AFP/File Photo

"This is a special court for Sierra Leone, a symbol that the rule of law is an essential element in the pursuit of peace, justice and national reconciliation for the people of Sierra Leone," said President Ahmad Tejan Kabbah.


United Nations (news - web sites) Secretary General Kofi Annan (news - web sites), who played a key role in setting up the court, was unable to attend the ceremony but sent a message to Sierra Leoneans.


"If there is to be an end to impunity, if there is to be national reconciliation and peace and security are to be restored, it is essential that there be a credible system of justice and accountability for the very serious crimes that were committed in Sierra Leone since November 30,1996," said the message, read out by Annan's representative at the ceremony.


The court was set up in January 2002, with a mandate to try those who bore "the greatest responsibility" for atrocities committed after 1996 during Sierra Leone's civil war.

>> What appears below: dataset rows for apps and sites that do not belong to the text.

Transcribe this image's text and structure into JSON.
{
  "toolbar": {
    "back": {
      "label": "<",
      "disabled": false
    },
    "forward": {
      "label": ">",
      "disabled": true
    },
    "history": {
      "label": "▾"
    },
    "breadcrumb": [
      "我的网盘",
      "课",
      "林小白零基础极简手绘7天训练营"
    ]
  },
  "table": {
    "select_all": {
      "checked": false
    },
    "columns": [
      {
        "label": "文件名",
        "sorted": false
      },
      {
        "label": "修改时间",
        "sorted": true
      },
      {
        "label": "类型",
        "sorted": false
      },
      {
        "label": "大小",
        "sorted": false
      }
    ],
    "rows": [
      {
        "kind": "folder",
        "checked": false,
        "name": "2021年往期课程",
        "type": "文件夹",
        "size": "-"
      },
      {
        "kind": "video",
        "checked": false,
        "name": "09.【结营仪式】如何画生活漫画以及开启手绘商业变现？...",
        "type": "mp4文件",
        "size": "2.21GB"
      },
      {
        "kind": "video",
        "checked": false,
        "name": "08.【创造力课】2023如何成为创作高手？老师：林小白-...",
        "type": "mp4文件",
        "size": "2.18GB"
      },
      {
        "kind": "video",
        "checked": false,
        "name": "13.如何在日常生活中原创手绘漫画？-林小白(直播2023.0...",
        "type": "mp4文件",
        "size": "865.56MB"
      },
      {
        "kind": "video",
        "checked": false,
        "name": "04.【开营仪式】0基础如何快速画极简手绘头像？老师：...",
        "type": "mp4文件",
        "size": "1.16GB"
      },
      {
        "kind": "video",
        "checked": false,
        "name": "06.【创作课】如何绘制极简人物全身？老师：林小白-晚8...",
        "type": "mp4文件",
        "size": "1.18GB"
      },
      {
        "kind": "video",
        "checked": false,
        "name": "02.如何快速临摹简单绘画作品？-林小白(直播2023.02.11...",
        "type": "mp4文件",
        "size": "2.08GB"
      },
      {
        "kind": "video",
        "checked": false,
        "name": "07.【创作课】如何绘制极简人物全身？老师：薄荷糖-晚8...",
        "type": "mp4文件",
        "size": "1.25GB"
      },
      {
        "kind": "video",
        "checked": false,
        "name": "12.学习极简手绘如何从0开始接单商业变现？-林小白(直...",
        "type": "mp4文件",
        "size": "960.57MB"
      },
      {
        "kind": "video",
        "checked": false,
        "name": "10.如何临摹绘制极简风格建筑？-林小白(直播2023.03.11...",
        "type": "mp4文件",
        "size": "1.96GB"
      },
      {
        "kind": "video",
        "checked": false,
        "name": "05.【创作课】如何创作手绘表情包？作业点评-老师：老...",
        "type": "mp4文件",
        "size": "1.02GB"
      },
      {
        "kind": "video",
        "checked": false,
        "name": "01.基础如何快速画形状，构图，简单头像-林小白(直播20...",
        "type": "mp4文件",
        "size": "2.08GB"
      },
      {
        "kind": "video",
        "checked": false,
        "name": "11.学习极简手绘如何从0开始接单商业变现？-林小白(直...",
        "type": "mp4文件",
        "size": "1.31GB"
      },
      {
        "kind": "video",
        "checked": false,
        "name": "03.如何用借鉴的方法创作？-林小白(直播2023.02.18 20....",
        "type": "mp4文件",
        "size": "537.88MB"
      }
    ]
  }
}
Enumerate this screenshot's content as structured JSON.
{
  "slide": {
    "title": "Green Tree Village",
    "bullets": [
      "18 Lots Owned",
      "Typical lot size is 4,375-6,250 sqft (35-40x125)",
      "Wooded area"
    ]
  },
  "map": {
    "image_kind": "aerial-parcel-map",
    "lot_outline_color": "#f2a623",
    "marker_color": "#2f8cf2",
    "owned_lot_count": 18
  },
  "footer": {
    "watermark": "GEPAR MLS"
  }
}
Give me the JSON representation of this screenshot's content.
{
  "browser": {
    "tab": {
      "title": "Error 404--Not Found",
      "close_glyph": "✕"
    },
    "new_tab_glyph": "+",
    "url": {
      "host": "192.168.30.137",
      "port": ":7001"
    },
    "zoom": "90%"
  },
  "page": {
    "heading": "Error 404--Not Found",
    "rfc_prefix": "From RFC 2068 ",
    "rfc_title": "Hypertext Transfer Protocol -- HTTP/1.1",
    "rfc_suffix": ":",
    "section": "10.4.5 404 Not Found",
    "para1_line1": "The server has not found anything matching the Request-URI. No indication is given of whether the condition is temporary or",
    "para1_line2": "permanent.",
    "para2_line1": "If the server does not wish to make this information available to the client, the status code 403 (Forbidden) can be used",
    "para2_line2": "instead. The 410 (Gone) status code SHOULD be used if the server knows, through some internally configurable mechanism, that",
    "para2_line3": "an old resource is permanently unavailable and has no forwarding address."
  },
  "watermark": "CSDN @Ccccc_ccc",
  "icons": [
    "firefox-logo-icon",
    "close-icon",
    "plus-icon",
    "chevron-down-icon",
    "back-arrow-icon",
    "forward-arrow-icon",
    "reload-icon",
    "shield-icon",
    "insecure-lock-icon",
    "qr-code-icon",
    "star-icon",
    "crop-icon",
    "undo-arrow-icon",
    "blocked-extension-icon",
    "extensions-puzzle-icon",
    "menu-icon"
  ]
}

As many as 200,000 people were killed in the war waged by the Revolutionary United Front (RUF) from 1991 until peace was officially declared in January 2002, in a conflict characterized by a campaign of rape and dismemberment and considered among the most brutal in modern history.


On Wednesday, the tribunal's court building was inaugurated, despite construction work still not being completed on the courthouse where trials are due to begin in a few weeks.


A red carpet was rolled out along the dirt in front of the courthouse, and with the court's roof not yet finished, dignitaries gathered underneath tarpaulin covers to listened to inaugural speeches and a choir of schoolchildren singing the national anthem.